DATA UNDER STUDY:
········
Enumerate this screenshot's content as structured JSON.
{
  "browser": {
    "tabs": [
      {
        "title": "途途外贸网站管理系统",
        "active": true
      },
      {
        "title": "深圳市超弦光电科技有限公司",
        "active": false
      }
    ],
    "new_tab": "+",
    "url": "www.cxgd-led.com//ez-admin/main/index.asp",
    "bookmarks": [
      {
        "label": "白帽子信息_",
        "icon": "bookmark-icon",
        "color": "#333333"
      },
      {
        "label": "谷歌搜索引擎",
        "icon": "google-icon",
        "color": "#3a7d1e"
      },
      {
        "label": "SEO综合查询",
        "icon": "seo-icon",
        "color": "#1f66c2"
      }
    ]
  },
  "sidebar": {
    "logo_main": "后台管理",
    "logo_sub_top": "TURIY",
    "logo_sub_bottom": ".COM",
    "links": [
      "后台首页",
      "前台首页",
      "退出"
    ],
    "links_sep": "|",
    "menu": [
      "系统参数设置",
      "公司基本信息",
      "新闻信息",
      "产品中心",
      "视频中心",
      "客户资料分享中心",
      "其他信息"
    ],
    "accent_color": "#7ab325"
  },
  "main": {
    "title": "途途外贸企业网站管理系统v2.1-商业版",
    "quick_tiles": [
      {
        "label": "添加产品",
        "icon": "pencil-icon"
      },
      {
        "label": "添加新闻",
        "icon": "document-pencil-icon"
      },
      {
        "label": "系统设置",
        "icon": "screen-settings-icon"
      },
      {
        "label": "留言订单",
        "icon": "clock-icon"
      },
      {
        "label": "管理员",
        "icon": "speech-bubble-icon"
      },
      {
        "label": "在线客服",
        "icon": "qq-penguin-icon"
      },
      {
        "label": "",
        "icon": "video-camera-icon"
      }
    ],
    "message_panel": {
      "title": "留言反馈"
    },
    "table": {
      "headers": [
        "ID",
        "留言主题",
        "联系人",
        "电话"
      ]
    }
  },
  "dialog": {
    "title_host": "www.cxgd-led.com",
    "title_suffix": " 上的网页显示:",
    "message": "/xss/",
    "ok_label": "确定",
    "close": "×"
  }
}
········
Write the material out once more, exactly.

EXERCISE ANSWER:
Enumerate this screenshot's content as structured JSON.
{
  "browser": {
    "tabs": [
      {
        "title": "途途外贸网站管理系统",
        "active": true
      },
      {
        "title": "深圳市超弦光电科技有限公司",
        "active": false
      }
    ],
    "new_tab": "+",
    "url": "www.cxgd-led.com//ez-admin/main/index.asp",
    "bookmarks": [
      {
        "label": "白帽子信息_",
        "icon": "bookmark-icon",
        "color": "#333333"
      },
      {
        "label": "谷歌搜索引擎",
        "icon": "google-icon",
        "color": "#3a7d1e"
      },
      {
        "label": "SEO综合查询",
        "icon": "seo-icon",
        "color": "#1f66c2"
      }
    ]
  },
  "sidebar": {
    "logo_main": "后台管理",
    "logo_sub_top": "TURIY",
    "logo_sub_bottom": ".COM",
    "links": [
      "后台首页",
      "前台首页",
      "退出"
    ],
    "links_sep": "|",
    "menu": [
      "系统参数设置",
      "公司基本信息",
      "新闻信息",
      "产品中心",
      "视频中心",
      "客户资料分享中心",
      "其他信息"
    ],
    "accent_color": "#7ab325"
  },
  "main": {
    "title": "途途外贸企业网站管理系统v2.1-商业版",
    "quick_tiles": [
      {
        "label": "添加产品",
        "icon": "pencil-icon"
      },
      {
        "label": "添加新闻",
        "icon": "document-pencil-icon"
      },
      {
        "label": "系统设置",
        "icon": "screen-settings-icon"
      },
      {
        "label": "留言订单",
        "icon": "clock-icon"
      },
      {
        "label": "管理员",
        "icon": "speech-bubble-icon"
      },
      {
        "label": "在线客服",
        "icon": "qq-penguin-icon"
      },
      {
        "label": "",
        "icon": "video-camera-icon"
      }
    ],
    "message_panel": {
      "title": "留言反馈"
    },
    "table": {
      "headers": [
        "ID",
        "留言主题",
        "联系人",
        "电话"
      ]
    }
  },
  "dialog": {
    "title_host": "www.cxgd-led.com",
    "title_suffix": " 上的网页显示:",
    "message": "/xss/",
    "ok_label": "确定",
    "close": "×"
  }
}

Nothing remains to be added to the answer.